Colin Gilmour, Selkirk CARS task supervisor Scottish Borders Council< period class =”image-and-copyright-container “> Image copyright< period class=” story-image-copyright”> Scottish Borders Council Dr Chris Bowles, Scottish Borders Council’s archaeologist, stated:”The association in between William Wallace and this location is rather well recorded, with Wallace utilizing guerrilla strategies to combat the English from the Ettrick Forest.”We understood slightly that this website was connected with Wallace, which
the Scottish nobles made him Guardian of Scotland at the Kirk o ‘the Forest in acknowledgment of his military successes.”We had actually been anticipating the geophysics study to reveal a 16th Century church that we understand to have actually existed and which was a replacement to the middle ages church, however the only proof in the study remains in relation to the middle ages church.”
He stated they discovered the “foundation footprint of a middle ages chapel” within the footprint of the 18th Century church.
“There are definitely wall lines forming an east-west lined up rectangular shape,” he stated.
“The measurements resemble St Margaret’s Chapel in Edinburgh Castle and indicate it potentially being a Romanesque chapel.
“If it is the Kirk o’ the Forest, it is where Wallace was honoured. He went on to end up being the famous figure he stays today.”
‘Limited examinations ‘Dr Bowles, who commissioned the study by the University of Durham in combination with the Selkirk Conservation Area Regeneration Scheme (Cars), stated the website might now end up being a visitor destination.

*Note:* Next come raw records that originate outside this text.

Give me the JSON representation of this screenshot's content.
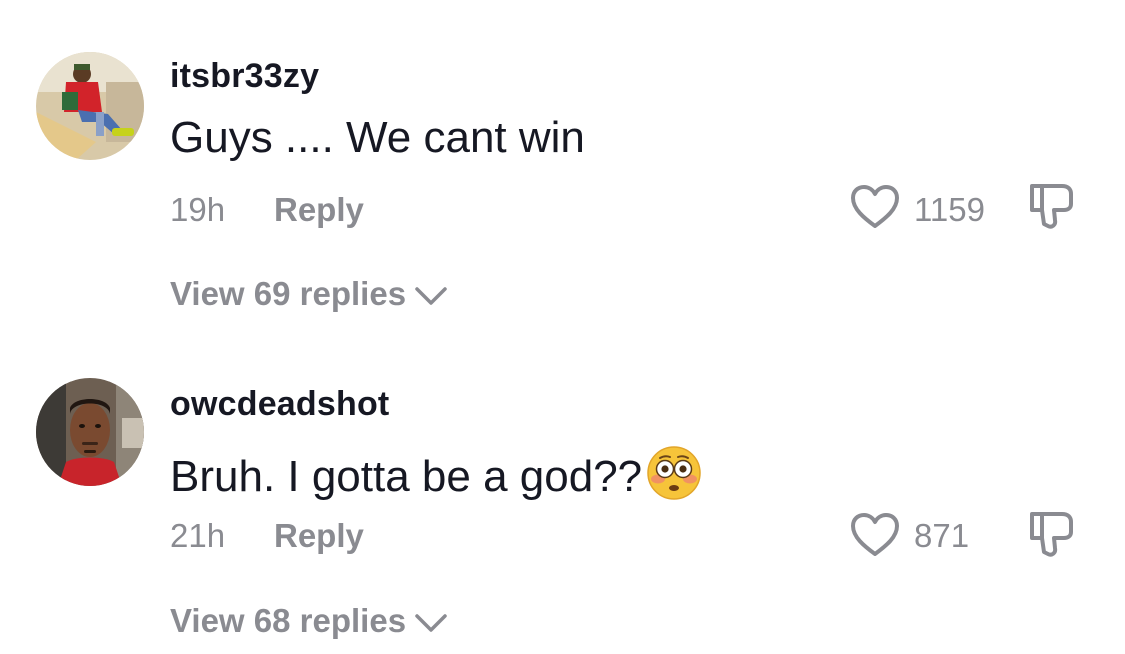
{
  "comments": [
    {
      "username": "itsbr33zy",
      "text": "Guys .... We cant win",
      "time": "19h",
      "reply_label": "Reply",
      "likes": "1159",
      "view_replies": "View 69 replies",
      "avatar_desc": "avatar-photo"
    },
    {
      "username": "owcdeadshot",
      "text": "Bruh. I gotta be a god??",
      "emoji": "flushed-face",
      "time": "21h",
      "reply_label": "Reply",
      "likes": "871",
      "view_replies": "View 68 replies",
      "avatar_desc": "avatar-photo"
    }
  ],
  "colors": {
    "primary_text": "#161823",
    "secondary_text": "#8a8b91"
  },
  "icons": {
    "like": "heart-outline-icon",
    "dislike": "thumbs-down-outline-icon",
    "expand": "chevron-down-icon"
  }
}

“While these geophysics results recommend a middle ages chapel underneath the later church, we are really limited by the burials in the location to permit any excavation,” he stated.
“But in the future it might be possible to carry out minimal examinations in locations where there is no proof of burial.”
Gary Stewart, convenor of the Society of William Wallace, hailed the discovery as “an unusual physical connect to the hero”.
Image caption It is hoped the website might end up being a visitor destination He included:”This is a wonderful discovery, and another piece in the jigsaw of Wallace’s life. “It lets us understand the specific location where Wallace was selected as Guardian.”
Colin Gilmour, Selkirk Cars task supervisor, stated the discovery might draw tourist to the town.
He stated: “There is absolutely nothing presently signposting individuals to the Auld Kirk website, however with this most current discovery it might help and end up being a significant destination with the regrowth of the town centre.
“We want to deal with the neighborhood making one of the most of this remarkable discovery and the tourist capacity it has.”
Scottish Borders councillor Ron Smith stated the discovery enhanced the links in between William Wallace and Selkirk.
A re-enactment of Wallace’s consultation to guardianship might be held at the website later on this year. Related Topics Archaeology Find out more: http://www.bbc.co.uk/news/uk-scotland-south-scotland-36158808